The film begins 10 years after the end of "The Mask of Zorro." The people of the territory of California are in the process of voting to see if they will try to enter the Union as a state. However, a mean looking man with wooden teeth and a cross burned into his cheek (Nick Chinlund) is not the democratic type. He tries to steal the ballots, which causes the local church bells to ring. The bells, a kind of 19th Century Bat-signal, summon the hero of the people, the one and only Zorro. Well, I think it's Zorro. With moves taken directly from the caped crusader, the Bat-signal may not be the only thing the two have in common. When not swinging on ropes and floating on air with his cape (see what I mean), Don Alejandro de la Vega (Banderas) is trying to be a good father to his son, Joaquin (Adrian Alonso). The boy, however, would rather hear of the exploits of Zorro, not knowing it's his father behind the mask. However, when things begin to look bad for the people of California, it will take the entire family, plus the local priest, to make things right.

Rumor has it that Anthony Hopkins declared that appearing in "The Mask of Zorro" made him contemplate retirement. That being said, the film was a hit. And any film that brought Catherine Zeta Jones to our shores can't be all bad. And the same can be said for the sequel. It's not all bad. Director Campbell, who will soon begin filming the latest James Bond film, knows how to film action. It's the plot around the action that slows the film down. Greedy guy wants land and does whatever he can to get it. It's kind of like "Chinatown." No, just kidding. "Chinatown's" script won an Oscar. "The Legend of Zorro" won't. Banderas does his best and seems to be having fun with the role. I did notice that his hair style changes between de la Vega and Zorro. I don't know if this is intentional, like Superman, or just bad continuity. Zeta Jones seems like she'd rather be somewhere else and Rufus Sewell, one of England's finest actors, seems embarrassed to be here. I assume his motivation was the same as Michael Caine's when he appeared in "Jaws the Revenge." When asked about that film, Caine replied, "I have never seen it, but by all accounts it is terrible. However, I have seen the house that it built, and it is terrific." I'm sure Sewell's home is lovely. The stand out performance here is Zorro's horse. Whether refusing to understand Spanish or supporting a drunken Banderas, this is the best movie horse since Lee Marvin rode into town in "Cat Ballou."
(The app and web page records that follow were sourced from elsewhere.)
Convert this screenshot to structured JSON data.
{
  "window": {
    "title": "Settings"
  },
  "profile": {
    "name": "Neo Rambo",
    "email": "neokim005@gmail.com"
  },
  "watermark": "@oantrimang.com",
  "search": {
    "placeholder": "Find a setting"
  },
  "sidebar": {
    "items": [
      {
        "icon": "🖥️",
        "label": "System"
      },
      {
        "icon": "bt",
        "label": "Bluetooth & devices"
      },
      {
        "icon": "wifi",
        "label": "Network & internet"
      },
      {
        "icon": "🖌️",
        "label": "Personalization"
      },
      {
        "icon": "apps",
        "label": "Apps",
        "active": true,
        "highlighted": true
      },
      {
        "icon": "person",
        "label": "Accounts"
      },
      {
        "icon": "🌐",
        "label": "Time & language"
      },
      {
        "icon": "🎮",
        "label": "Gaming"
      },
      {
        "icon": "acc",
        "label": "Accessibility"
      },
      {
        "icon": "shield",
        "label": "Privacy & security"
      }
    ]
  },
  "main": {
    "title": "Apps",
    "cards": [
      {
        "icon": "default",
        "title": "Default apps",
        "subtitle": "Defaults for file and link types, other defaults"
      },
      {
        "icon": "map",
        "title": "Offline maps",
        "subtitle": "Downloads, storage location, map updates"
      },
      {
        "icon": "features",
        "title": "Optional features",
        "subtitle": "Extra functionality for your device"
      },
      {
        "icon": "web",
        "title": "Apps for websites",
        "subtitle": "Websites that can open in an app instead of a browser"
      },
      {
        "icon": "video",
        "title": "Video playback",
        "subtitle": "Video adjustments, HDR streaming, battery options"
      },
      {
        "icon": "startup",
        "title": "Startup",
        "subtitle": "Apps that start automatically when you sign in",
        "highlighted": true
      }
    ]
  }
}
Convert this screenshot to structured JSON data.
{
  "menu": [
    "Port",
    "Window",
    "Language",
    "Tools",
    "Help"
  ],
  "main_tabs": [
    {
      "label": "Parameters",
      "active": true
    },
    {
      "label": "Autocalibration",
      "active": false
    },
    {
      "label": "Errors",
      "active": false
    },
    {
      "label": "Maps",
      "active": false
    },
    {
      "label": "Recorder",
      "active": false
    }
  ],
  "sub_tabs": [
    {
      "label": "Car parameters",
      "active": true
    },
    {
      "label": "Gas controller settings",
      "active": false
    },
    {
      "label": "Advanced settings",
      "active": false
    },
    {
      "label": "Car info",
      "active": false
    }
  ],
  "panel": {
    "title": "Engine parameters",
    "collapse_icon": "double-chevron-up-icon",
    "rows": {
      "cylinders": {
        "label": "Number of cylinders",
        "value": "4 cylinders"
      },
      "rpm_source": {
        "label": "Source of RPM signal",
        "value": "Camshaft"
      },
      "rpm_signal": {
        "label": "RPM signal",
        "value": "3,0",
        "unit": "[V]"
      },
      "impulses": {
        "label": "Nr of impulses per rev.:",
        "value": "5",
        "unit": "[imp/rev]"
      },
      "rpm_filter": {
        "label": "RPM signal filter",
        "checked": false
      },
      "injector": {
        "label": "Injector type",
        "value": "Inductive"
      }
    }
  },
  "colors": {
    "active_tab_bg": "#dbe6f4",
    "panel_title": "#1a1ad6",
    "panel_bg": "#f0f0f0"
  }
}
My advice: if you want to see Banderas in boots and waving a sword, wait for "Shrek 3." On a scale of zero to four stars, I give "The Legend of Zorro"  Two stars

This week's movie review of "The Legend of Zorro" is ©2005 by Michael A. Smith.  All graphics this page are creations of Nolan B. Canova, ©2005, all rights reserved. All contents of "Nolan's Pop Culture Review" are ©2005 by Nolan B. Canova.